Description of the task =
What you return must match the records below exactly, down to each character.
Segment Open
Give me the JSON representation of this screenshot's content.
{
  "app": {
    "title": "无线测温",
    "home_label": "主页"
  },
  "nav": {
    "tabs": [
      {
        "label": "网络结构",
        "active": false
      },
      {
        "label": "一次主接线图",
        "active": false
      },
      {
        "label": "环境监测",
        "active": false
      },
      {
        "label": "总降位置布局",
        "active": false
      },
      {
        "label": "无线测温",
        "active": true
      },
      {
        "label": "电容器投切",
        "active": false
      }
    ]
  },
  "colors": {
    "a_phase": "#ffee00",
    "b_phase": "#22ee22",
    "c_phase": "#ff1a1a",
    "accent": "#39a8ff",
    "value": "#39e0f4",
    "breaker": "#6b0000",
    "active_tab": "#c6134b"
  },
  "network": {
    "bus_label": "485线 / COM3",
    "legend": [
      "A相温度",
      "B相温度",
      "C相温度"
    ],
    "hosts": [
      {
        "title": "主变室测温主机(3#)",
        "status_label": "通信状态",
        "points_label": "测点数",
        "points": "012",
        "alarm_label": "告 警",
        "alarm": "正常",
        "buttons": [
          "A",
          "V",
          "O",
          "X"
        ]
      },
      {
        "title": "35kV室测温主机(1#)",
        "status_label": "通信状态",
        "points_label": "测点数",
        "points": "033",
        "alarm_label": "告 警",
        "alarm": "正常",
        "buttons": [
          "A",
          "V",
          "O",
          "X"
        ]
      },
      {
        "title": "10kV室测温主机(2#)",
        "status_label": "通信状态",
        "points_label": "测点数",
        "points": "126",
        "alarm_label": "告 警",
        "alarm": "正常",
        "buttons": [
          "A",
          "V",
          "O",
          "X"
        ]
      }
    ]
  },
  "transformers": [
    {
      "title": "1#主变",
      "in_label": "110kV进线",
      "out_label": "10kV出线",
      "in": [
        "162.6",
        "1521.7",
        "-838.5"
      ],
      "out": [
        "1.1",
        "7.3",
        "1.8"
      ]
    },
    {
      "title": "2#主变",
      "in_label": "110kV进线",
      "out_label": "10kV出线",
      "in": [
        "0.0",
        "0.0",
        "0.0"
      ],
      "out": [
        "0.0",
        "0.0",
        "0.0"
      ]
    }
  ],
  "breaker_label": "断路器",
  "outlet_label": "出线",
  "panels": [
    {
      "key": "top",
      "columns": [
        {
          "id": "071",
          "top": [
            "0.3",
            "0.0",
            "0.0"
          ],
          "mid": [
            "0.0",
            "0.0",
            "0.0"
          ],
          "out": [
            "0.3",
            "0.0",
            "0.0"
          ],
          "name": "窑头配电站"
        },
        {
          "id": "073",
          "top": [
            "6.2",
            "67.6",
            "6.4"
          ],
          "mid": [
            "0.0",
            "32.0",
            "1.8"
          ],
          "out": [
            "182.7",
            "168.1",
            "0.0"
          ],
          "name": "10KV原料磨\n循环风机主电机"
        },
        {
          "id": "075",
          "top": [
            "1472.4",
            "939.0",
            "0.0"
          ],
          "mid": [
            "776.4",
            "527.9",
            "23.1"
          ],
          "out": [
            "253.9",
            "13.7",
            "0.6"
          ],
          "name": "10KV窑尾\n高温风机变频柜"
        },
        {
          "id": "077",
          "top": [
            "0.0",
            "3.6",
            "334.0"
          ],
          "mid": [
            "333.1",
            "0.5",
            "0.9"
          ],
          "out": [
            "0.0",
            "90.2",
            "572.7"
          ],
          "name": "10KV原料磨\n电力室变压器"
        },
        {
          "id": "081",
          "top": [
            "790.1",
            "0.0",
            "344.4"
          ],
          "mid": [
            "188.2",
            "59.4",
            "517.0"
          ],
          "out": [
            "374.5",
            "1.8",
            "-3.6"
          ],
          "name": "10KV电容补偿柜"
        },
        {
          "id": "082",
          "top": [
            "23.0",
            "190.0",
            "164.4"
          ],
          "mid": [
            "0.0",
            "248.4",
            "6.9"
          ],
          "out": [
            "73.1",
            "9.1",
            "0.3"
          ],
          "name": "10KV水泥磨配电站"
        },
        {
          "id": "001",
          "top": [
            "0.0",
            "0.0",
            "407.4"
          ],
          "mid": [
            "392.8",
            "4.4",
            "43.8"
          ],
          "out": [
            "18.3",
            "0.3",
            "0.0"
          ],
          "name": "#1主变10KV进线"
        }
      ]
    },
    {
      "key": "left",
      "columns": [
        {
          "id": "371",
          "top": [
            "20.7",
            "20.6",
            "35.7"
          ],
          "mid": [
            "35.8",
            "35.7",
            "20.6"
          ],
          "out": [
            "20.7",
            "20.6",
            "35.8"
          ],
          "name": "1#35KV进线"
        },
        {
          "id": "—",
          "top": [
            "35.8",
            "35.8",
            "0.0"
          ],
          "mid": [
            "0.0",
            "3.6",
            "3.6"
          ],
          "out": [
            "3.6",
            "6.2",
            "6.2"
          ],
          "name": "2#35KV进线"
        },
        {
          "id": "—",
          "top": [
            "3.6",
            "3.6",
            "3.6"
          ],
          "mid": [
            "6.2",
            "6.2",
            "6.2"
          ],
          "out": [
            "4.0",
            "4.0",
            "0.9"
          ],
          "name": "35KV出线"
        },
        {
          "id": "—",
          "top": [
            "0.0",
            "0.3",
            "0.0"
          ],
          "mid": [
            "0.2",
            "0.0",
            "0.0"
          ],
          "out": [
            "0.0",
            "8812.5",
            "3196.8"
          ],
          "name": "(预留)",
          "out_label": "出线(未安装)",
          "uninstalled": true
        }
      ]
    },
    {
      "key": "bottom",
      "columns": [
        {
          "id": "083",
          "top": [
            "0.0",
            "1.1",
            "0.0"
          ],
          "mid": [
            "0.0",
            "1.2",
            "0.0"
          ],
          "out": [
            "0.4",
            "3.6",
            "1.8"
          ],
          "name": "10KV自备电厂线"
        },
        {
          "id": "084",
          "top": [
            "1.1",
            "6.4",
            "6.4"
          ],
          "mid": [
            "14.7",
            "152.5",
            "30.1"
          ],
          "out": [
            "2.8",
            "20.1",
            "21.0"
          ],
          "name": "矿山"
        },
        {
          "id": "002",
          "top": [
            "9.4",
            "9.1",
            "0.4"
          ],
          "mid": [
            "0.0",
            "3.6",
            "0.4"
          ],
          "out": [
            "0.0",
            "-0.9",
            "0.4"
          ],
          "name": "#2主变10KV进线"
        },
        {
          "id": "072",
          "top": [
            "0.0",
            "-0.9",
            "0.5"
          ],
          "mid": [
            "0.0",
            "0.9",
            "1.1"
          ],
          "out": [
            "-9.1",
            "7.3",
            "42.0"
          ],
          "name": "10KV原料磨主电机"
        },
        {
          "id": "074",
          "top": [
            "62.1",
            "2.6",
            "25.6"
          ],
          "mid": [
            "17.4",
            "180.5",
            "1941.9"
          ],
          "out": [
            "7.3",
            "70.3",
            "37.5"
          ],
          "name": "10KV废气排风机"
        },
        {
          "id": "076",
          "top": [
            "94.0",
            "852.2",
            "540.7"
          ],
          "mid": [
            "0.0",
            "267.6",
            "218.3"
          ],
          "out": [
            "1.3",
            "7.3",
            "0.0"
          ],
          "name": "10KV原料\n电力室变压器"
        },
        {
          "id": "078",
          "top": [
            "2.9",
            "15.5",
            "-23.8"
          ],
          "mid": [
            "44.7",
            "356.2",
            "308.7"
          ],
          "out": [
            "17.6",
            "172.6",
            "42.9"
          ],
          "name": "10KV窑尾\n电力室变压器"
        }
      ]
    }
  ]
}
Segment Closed
Response to this task =
Give me the JSON representation of this screenshot's content.
{
  "app": {
    "title": "无线测温",
    "home_label": "主页"
  },
  "nav": {
    "tabs": [
      {
        "label": "网络结构",
        "active": false
      },
      {
        "label": "一次主接线图",
        "active": false
      },
      {
        "label": "环境监测",
        "active": false
      },
      {
        "label": "总降位置布局",
        "active": false
      },
      {
        "label": "无线测温",
        "active": true
      },
      {
        "label": "电容器投切",
        "active": false
      }
    ]
  },
  "colors": {
    "a_phase": "#ffee00",
    "b_phase": "#22ee22",
    "c_phase": "#ff1a1a",
    "accent": "#39a8ff",
    "value": "#39e0f4",
    "breaker": "#6b0000",
    "active_tab": "#c6134b"
  },
  "network": {
    "bus_label": "485线 / COM3",
    "legend": [
      "A相温度",
      "B相温度",
      "C相温度"
    ],
    "hosts": [
      {
        "title": "主变室测温主机(3#)",
        "status_label": "通信状态",
        "points_label": "测点数",
        "points": "012",
        "alarm_label": "告 警",
        "alarm": "正常",
        "buttons": [
          "A",
          "V",
          "O",
          "X"
        ]
      },
      {
        "title": "35kV室测温主机(1#)",
        "status_label": "通信状态",
        "points_label": "测点数",
        "points": "033",
        "alarm_label": "告 警",
        "alarm": "正常",
        "buttons": [
          "A",
          "V",
          "O",
          "X"
        ]
      },
      {
        "title": "10kV室测温主机(2#)",
        "status_label": "通信状态",
        "points_label": "测点数",
        "points": "126",
        "alarm_label": "告 警",
        "alarm": "正常",
        "buttons": [
          "A",
          "V",
          "O",
          "X"
        ]
      }
    ]
  },
  "transformers": [
    {
      "title": "1#主变",
      "in_label": "110kV进线",
      "out_label": "10kV出线",
      "in": [
        "162.6",
        "1521.7",
        "-838.5"
      ],
      "out": [
        "1.1",
        "7.3",
        "1.8"
      ]
    },
    {
      "title": "2#主变",
      "in_label": "110kV进线",
      "out_label": "10kV出线",
      "in": [
        "0.0",
        "0.0",
        "0.0"
      ],
      "out": [
        "0.0",
        "0.0",
        "0.0"
      ]
    }
  ],
  "breaker_label": "断路器",
  "outlet_label": "出线",
  "panels": [
    {
      "key": "top",
      "columns": [
        {
          "id": "071",
          "top": [
            "0.3",
            "0.0",
            "0.0"
          ],
          "mid": [
            "0.0",
            "0.0",
            "0.0"
          ],
          "out": [
            "0.3",
            "0.0",
            "0.0"
          ],
          "name": "窑头配电站"
        },
        {
          "id": "073",
          "top": [
            "6.2",
            "67.6",
            "6.4"
          ],
          "mid": [
            "0.0",
            "32.0",
            "1.8"
          ],
          "out": [
            "182.7",
            "168.1",
            "0.0"
          ],
          "name": "10KV原料磨\n循环风机主电机"
        },
        {
          "id": "075",
          "top": [
            "1472.4",
            "939.0",
            "0.0"
          ],
          "mid": [
            "776.4",
            "527.9",
            "23.1"
          ],
          "out": [
            "253.9",
            "13.7",
            "0.6"
          ],
          "name": "10KV窑尾\n高温风机变频柜"
        },
        {
          "id": "077",
          "top": [
            "0.0",
            "3.6",
            "334.0"
          ],
          "mid": [
            "333.1",
            "0.5",
            "0.9"
          ],
          "out": [
            "0.0",
            "90.2",
            "572.7"
          ],
          "name": "10KV原料磨\n电力室变压器"
        },
        {
          "id": "081",
          "top": [
            "790.1",
            "0.0",
            "344.4"
          ],
          "mid": [
            "188.2",
            "59.4",
            "517.0"
          ],
          "out": [
            "374.5",
            "1.8",
            "-3.6"
          ],
          "name": "10KV电容补偿柜"
        },
        {
          "id": "082",
          "top": [
            "23.0",
            "190.0",
            "164.4"
          ],
          "mid": [
            "0.0",
            "248.4",
            "6.9"
          ],
          "out": [
            "73.1",
            "9.1",
            "0.3"
          ],
          "name": "10KV水泥磨配电站"
        },
        {
          "id": "001",
          "top": [
            "0.0",
            "0.0",
            "407.4"
          ],
          "mid": [
            "392.8",
            "4.4",
            "43.8"
          ],
          "out": [
            "18.3",
            "0.3",
            "0.0"
          ],
          "name": "#1主变10KV进线"
        }
      ]
    },
    {
      "key": "left",
      "columns": [
        {
          "id": "371",
          "top": [
            "20.7",
            "20.6",
            "35.7"
          ],
          "mid": [
            "35.8",
            "35.7",
            "20.6"
          ],
          "out": [
            "20.7",
            "20.6",
            "35.8"
          ],
          "name": "1#35KV进线"
        },
        {
          "id": "—",
          "top": [
            "35.8",
            "35.8",
            "0.0"
          ],
          "mid": [
            "0.0",
            "3.6",
            "3.6"
          ],
          "out": [
            "3.6",
            "6.2",
            "6.2"
          ],
          "name": "2#35KV进线"
        },
        {
          "id": "—",
          "top": [
            "3.6",
            "3.6",
            "3.6"
          ],
          "mid": [
            "6.2",
            "6.2",
            "6.2"
          ],
          "out": [
            "4.0",
            "4.0",
            "0.9"
          ],
          "name": "35KV出线"
        },
        {
          "id": "—",
          "top": [
            "0.0",
            "0.3",
            "0.0"
          ],
          "mid": [
            "0.2",
            "0.0",
            "0.0"
          ],
          "out": [
            "0.0",
            "8812.5",
            "3196.8"
          ],
          "name": "(预留)",
          "out_label": "出线(未安装)",
          "uninstalled": true
        }
      ]
    },
    {
      "key": "bottom",
      "columns": [
        {
          "id": "083",
          "top": [
            "0.0",
            "1.1",
            "0.0"
          ],
          "mid": [
            "0.0",
            "1.2",
            "0.0"
          ],
          "out": [
            "0.4",
            "3.6",
            "1.8"
          ],
          "name": "10KV自备电厂线"
        },
        {
          "id": "084",
          "top": [
            "1.1",
            "6.4",
            "6.4"
          ],
          "mid": [
            "14.7",
            "152.5",
            "30.1"
          ],
          "out": [
            "2.8",
            "20.1",
            "21.0"
          ],
          "name": "矿山"
        },
        {
          "id": "002",
          "top": [
            "9.4",
            "9.1",
            "0.4"
          ],
          "mid": [
            "0.0",
            "3.6",
            "0.4"
          ],
          "out": [
            "0.0",
            "-0.9",
            "0.4"
          ],
          "name": "#2主变10KV进线"
        },
        {
          "id": "072",
          "top": [
            "0.0",
            "-0.9",
            "0.5"
          ],
          "mid": [
            "0.0",
            "0.9",
            "1.1"
          ],
          "out": [
            "-9.1",
            "7.3",
            "42.0"
          ],
          "name": "10KV原料磨主电机"
        },
        {
          "id": "074",
          "top": [
            "62.1",
            "2.6",
            "25.6"
          ],
          "mid": [
            "17.4",
            "180.5",
            "1941.9"
          ],
          "out": [
            "7.3",
            "70.3",
            "37.5"
          ],
          "name": "10KV废气排风机"
        },
        {
          "id": "076",
          "top": [
            "94.0",
            "852.2",
            "540.7"
          ],
          "mid": [
            "0.0",
            "267.6",
            "218.3"
          ],
          "out": [
            "1.3",
            "7.3",
            "0.0"
          ],
          "name": "10KV原料\n电力室变压器"
        },
        {
          "id": "078",
          "top": [
            "2.9",
            "15.5",
            "-23.8"
          ],
          "mid": [
            "44.7",
            "356.2",
            "308.7"
          ],
          "out": [
            "17.6",
            "172.6",
            "42.9"
          ],
          "name": "10KV窑尾\n电力室变压器"
        }
      ]
    }
  ]
}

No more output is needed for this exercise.